**Supplied entries**
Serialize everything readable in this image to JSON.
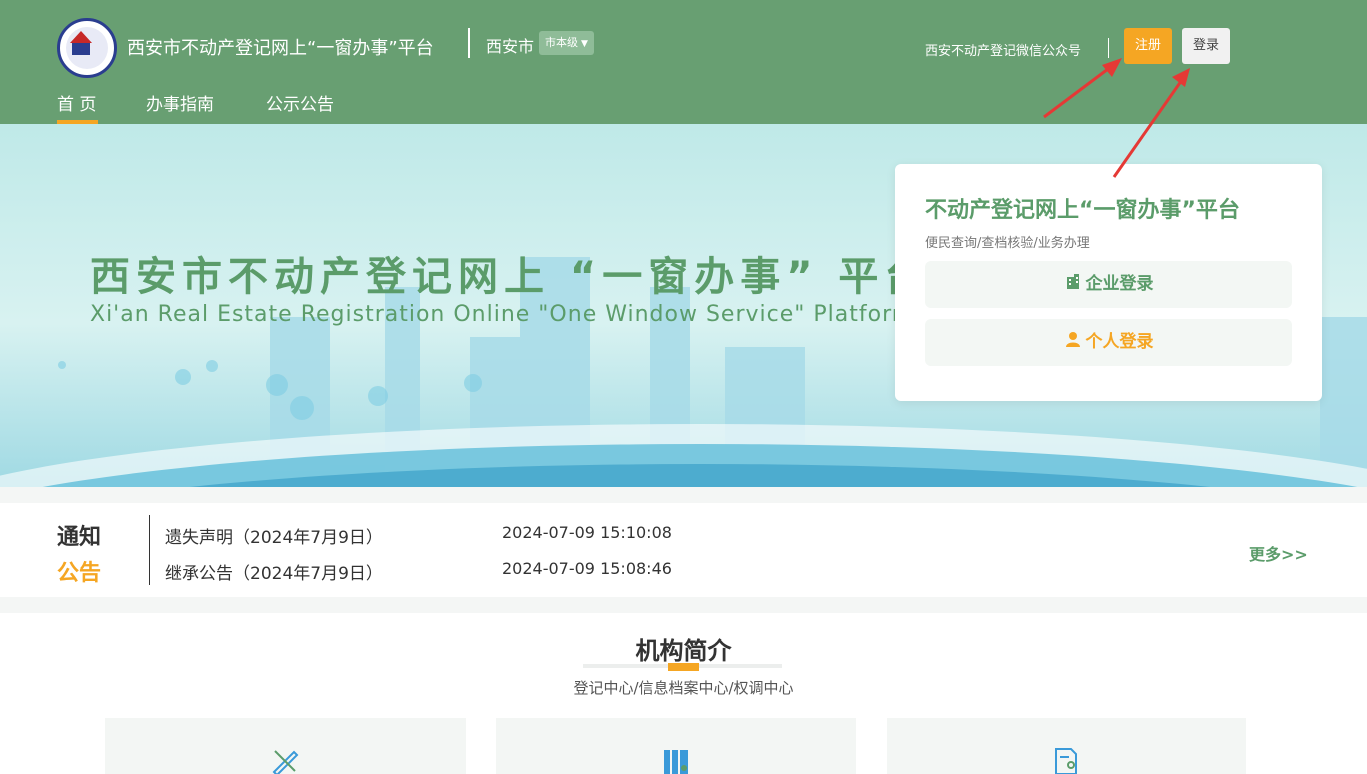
{
  "header": {
    "site_title": "西安市不动产登记网上“一窗办事”平台",
    "city": "西安市",
    "level_select": "市本级",
    "level_caret": "▼",
    "wechat_link": "西安不动产登记微信公众号",
    "register_label": "注册",
    "login_label": "登录"
  },
  "nav": {
    "items": [
      {
        "label": "首 页"
      },
      {
        "label": "办事指南"
      },
      {
        "label": "公示公告"
      }
    ]
  },
  "banner": {
    "title": "西安市不动产登记网上 “一窗办事” 平台",
    "subtitle": "Xi'an Real Estate Registration Online \"One Window Service\" Platform"
  },
  "login_card": {
    "title": "不动产登记网上“一窗办事”平台",
    "subtitle": "便民查询/查档核验/业务办理",
    "enterprise_login": "企业登录",
    "personal_login": "个人登录",
    "enterprise_icon": "building-icon",
    "personal_icon": "person-icon"
  },
  "notices": {
    "label_top": "通知",
    "label_bottom": "公告",
    "items": [
      {
        "title": "遗失声明（2024年7月9日）",
        "time": "2024-07-09 15:10:08"
      },
      {
        "title": "继承公告（2024年7月9日）",
        "time": "2024-07-09 15:08:46"
      }
    ],
    "more_label": "更多>>"
  },
  "intro": {
    "title": "机构简介",
    "subtitle": "登记中心/信息档案中心/权调中心",
    "cards": [
      {
        "icon": "pen-ruler-icon"
      },
      {
        "icon": "archive-icon"
      },
      {
        "icon": "document-location-icon"
      }
    ]
  },
  "colors": {
    "header_bg": "#689f72",
    "accent_orange": "#f5a623",
    "brand_green": "#5b9c6a"
  }
}
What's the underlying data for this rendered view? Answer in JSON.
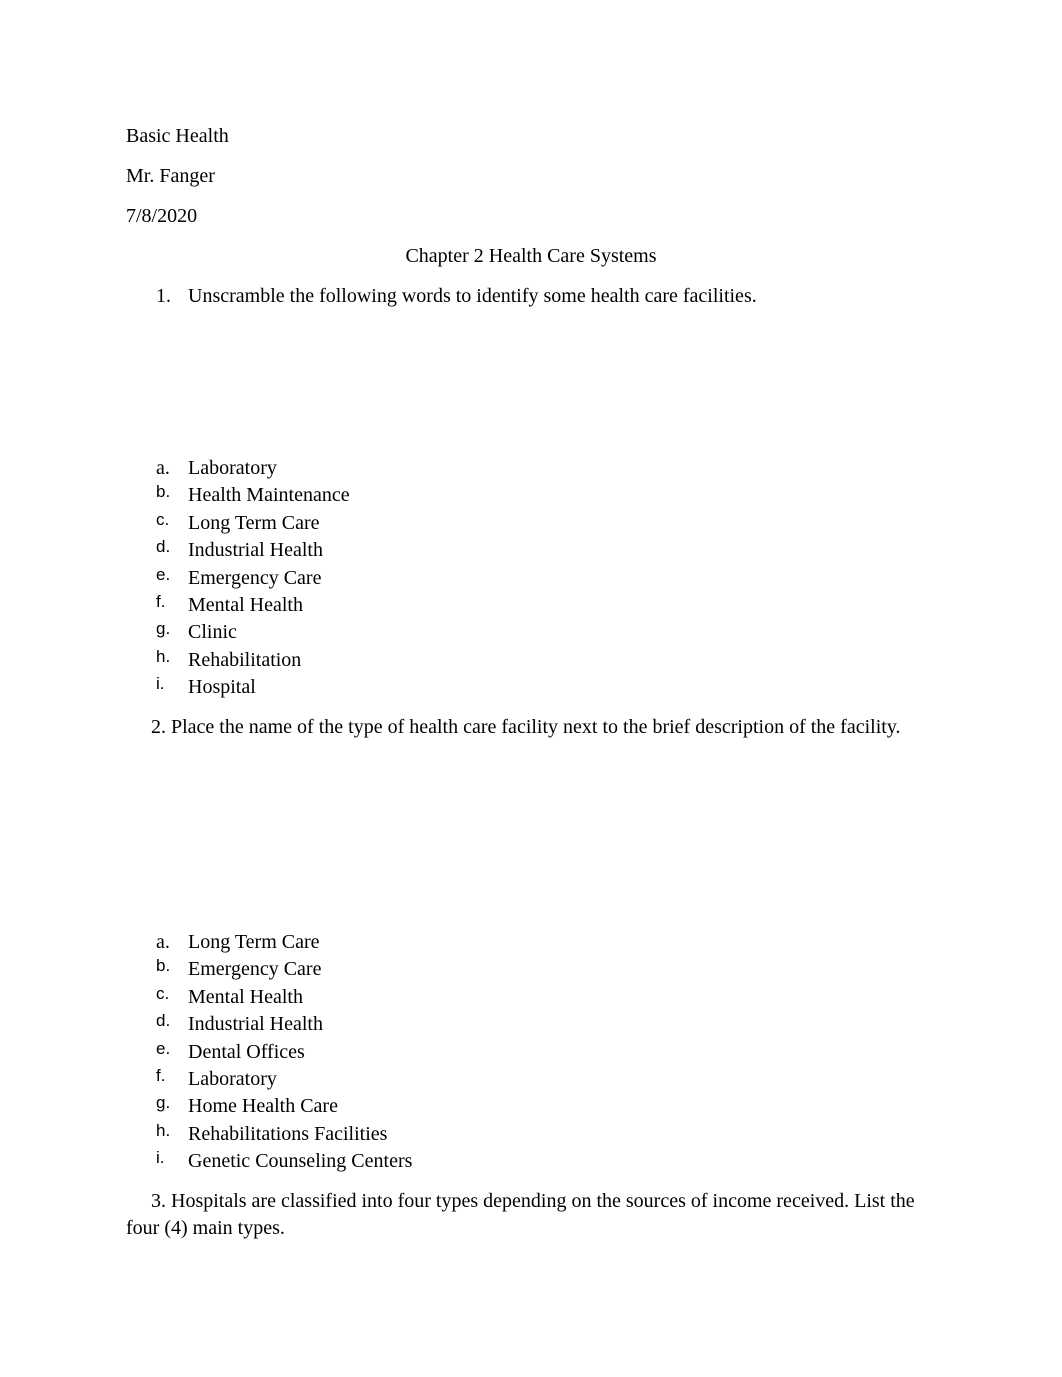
{
  "header": {
    "course": "Basic Health",
    "teacher": "Mr. Fanger",
    "date": "7/8/2020"
  },
  "title": "Chapter 2 Health Care Systems",
  "question1": {
    "number": "1.",
    "text": "Unscramble the following words to identify some health care facilities.",
    "answers": [
      {
        "marker": "a.",
        "text": "Laboratory"
      },
      {
        "marker": "b.",
        "text": "Health Maintenance"
      },
      {
        "marker": "c.",
        "text": "Long Term Care"
      },
      {
        "marker": "d.",
        "text": "Industrial Health"
      },
      {
        "marker": "e.",
        "text": "Emergency Care"
      },
      {
        "marker": "f.",
        "text": "Mental Health"
      },
      {
        "marker": "g.",
        "text": "Clinic"
      },
      {
        "marker": "h.",
        "text": "Rehabilitation"
      },
      {
        "marker": "i.",
        "text": "Hospital"
      }
    ]
  },
  "question2": {
    "text": "2. Place the name of the type of health care facility next to the brief description of the facility.",
    "answers": [
      {
        "marker": "a.",
        "text": "Long Term Care"
      },
      {
        "marker": "b.",
        "text": "Emergency Care"
      },
      {
        "marker": "c.",
        "text": "Mental Health"
      },
      {
        "marker": "d.",
        "text": "Industrial Health"
      },
      {
        "marker": "e.",
        "text": "Dental Offices"
      },
      {
        "marker": "f.",
        "text": "Laboratory"
      },
      {
        "marker": "g.",
        "text": "Home Health Care"
      },
      {
        "marker": "h.",
        "text": "Rehabilitations Facilities"
      },
      {
        "marker": "i.",
        "text": "Genetic Counseling Centers"
      }
    ]
  },
  "question3": {
    "text": "3. Hospitals are classified into four types depending on the sources of income received. List the four (4) main types."
  }
}
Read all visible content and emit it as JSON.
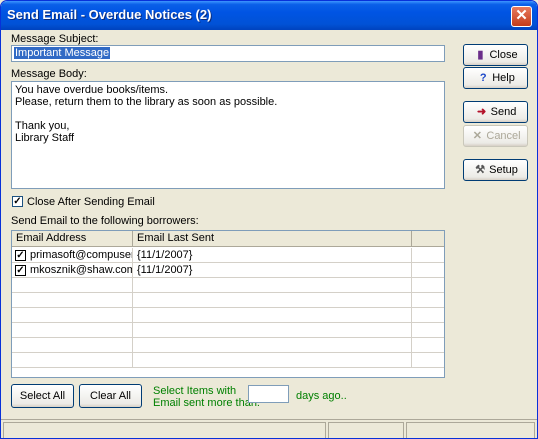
{
  "window": {
    "title": "Send Email - Overdue Notices (2)",
    "close_glyph": "✕"
  },
  "subject": {
    "label": "Message Subject:",
    "value": "Important Message"
  },
  "body": {
    "label": "Message Body:",
    "value": "You have overdue books/items.\nPlease, return them to the library as soon as possible.\n\nThank you,\nLibrary Staff"
  },
  "options": {
    "close_after_label": "Close After Sending Email",
    "close_after_checked": true
  },
  "borrowers": {
    "label": "Send Email to the following borrowers:",
    "columns": [
      "Email Address",
      "Email Last Sent"
    ],
    "rows": [
      {
        "email": "primasoft@compuserv...",
        "last_sent": "{11/1/2007}",
        "checked": true
      },
      {
        "email": "mkosznik@shaw.com",
        "last_sent": "{11/1/2007}",
        "checked": true
      }
    ]
  },
  "buttons": {
    "close": "Close",
    "help": "Help",
    "send": "Send",
    "cancel": "Cancel",
    "setup": "Setup",
    "select_all": "Select All",
    "clear_all": "Clear All"
  },
  "icons": {
    "close": "door-icon",
    "help": "question-icon",
    "send": "arrow-icon",
    "cancel": "x-icon",
    "setup": "tools-icon"
  },
  "filter": {
    "line1": "Select Items with",
    "line2": "Email sent more than:",
    "value": "",
    "suffix": "days ago.."
  },
  "colors": {
    "title_bar": "#0054e3",
    "green_text": "#008000",
    "selection": "#316ac5"
  }
}
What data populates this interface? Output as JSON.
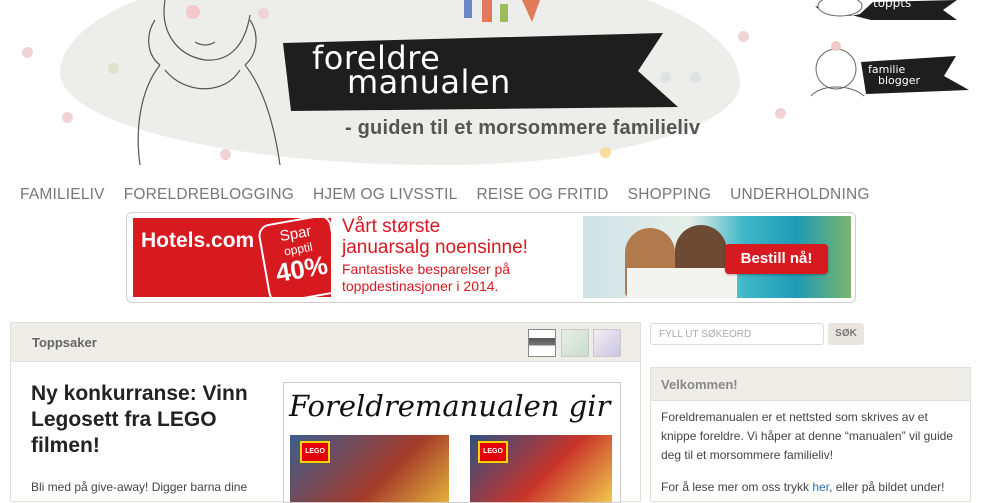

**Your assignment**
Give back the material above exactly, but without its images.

**Reply to the task**
Serialize everything readable in this image to JSON.
{
  "header": {
    "site_title": "西安市不动产登记网上“一窗办事”平台",
    "city": "西安市",
    "level_select": "市本级",
    "level_caret": "▼",
    "wechat_link": "西安不动产登记微信公众号",
    "register_label": "注册",
    "login_label": "登录"
  },
  "nav": {
    "items": [
      {
        "label": "首 页"
      },
      {
        "label": "办事指南"
      },
      {
        "label": "公示公告"
      }
    ]
  },
  "banner": {
    "title": "西安市不动产登记网上 “一窗办事” 平台",
    "subtitle": "Xi'an Real Estate Registration Online \"One Window Service\" Platform"
  },
  "login_card": {
    "title": "不动产登记网上“一窗办事”平台",
    "subtitle": "便民查询/查档核验/业务办理",
    "enterprise_login": "企业登录",
    "personal_login": "个人登录",
    "enterprise_icon": "building-icon",
    "personal_icon": "person-icon"
  },
  "notices": {
    "label_top": "通知",
    "label_bottom": "公告",
    "items": [
      {
        "title": "遗失声明（2024年7月9日）",
        "time": "2024-07-09 15:10:08"
      },
      {
        "title": "继承公告（2024年7月9日）",
        "time": "2024-07-09 15:08:46"
      }
    ],
    "more_label": "更多>>"
  },
  "intro": {
    "title": "机构简介",
    "subtitle": "登记中心/信息档案中心/权调中心",
    "cards": [
      {
        "icon": "pen-ruler-icon"
      },
      {
        "icon": "archive-icon"
      },
      {
        "icon": "document-location-icon"
      }
    ]
  },
  "colors": {
    "header_bg": "#689f72",
    "accent_orange": "#f5a623",
    "brand_green": "#5b9c6a"
  }
}
What's the underlying data for this rendered view? Answer in JSON.
{
  "header": {
    "course": "Basic Health",
    "teacher": "Mr. Fanger",
    "date": "7/8/2020"
  },
  "title": "Chapter 2 Health Care Systems",
  "question1": {
    "number": "1.",
    "text": "Unscramble the following words to identify some health care facilities.",
    "answers": [
      {
        "marker": "a.",
        "text": "Laboratory"
      },
      {
        "marker": "b.",
        "text": "Health Maintenance"
      },
      {
        "marker": "c.",
        "text": "Long Term Care"
      },
      {
        "marker": "d.",
        "text": "Industrial Health"
      },
      {
        "marker": "e.",
        "text": "Emergency Care"
      },
      {
        "marker": "f.",
        "text": "Mental Health"
      },
      {
        "marker": "g.",
        "text": "Clinic"
      },
      {
        "marker": "h.",
        "text": "Rehabilitation"
      },
      {
        "marker": "i.",
        "text": "Hospital"
      }
    ]
  },
  "question2": {
    "text": "2. Place the name of the type of health care facility next to the brief description of the facility.",
    "answers": [
      {
        "marker": "a.",
        "text": "Long Term Care"
      },
      {
        "marker": "b.",
        "text": "Emergency Care"
      },
      {
        "marker": "c.",
        "text": "Mental Health"
      },
      {
        "marker": "d.",
        "text": "Industrial Health"
      },
      {
        "marker": "e.",
        "text": "Dental Offices"
      },
      {
        "marker": "f.",
        "text": "Laboratory"
      },
      {
        "marker": "g.",
        "text": "Home Health Care"
      },
      {
        "marker": "h.",
        "text": "Rehabilitations Facilities"
      },
      {
        "marker": "i.",
        "text": "Genetic Counseling Centers"
      }
    ]
  },
  "question3": {
    "text": "3. Hospitals are classified into four types depending on the sources of income received. List the four (4) main types."
  }
}
Read all visible content and emit it as JSON.
{
  "window": {
    "title": "Send Email - Overdue Notices (2)",
    "close_glyph": "✕"
  },
  "subject": {
    "label": "Message Subject:",
    "value": "Important Message"
  },
  "body": {
    "label": "Message Body:",
    "value": "You have overdue books/items.\nPlease, return them to the library as soon as possible.\n\nThank you,\nLibrary Staff"
  },
  "options": {
    "close_after_label": "Close After Sending Email",
    "close_after_checked": true
  },
  "borrowers": {
    "label": "Send Email to the following borrowers:",
    "columns": [
      "Email Address",
      "Email Last Sent"
    ],
    "rows": [
      {
        "email": "primasoft@compuserv...",
        "last_sent": "{11/1/2007}",
        "checked": true
      },
      {
        "email": "mkosznik@shaw.com",
        "last_sent": "{11/1/2007}",
        "checked": true
      }
    ]
  },
  "buttons": {
    "close": "Close",
    "help": "Help",
    "send": "Send",
    "cancel": "Cancel",
    "setup": "Setup",
    "select_all": "Select All",
    "clear_all": "Clear All"
  },
  "icons": {
    "close": "door-icon",
    "help": "question-icon",
    "send": "arrow-icon",
    "cancel": "x-icon",
    "setup": "tools-icon"
  },
  "filter": {
    "line1": "Select Items with",
    "line2": "Email sent more than:",
    "value": "",
    "suffix": "days ago.."
  },
  "colors": {
    "title_bar": "#0054e3",
    "green_text": "#008000",
    "selection": "#316ac5"
  }
}
What data populates this interface? Output as JSON.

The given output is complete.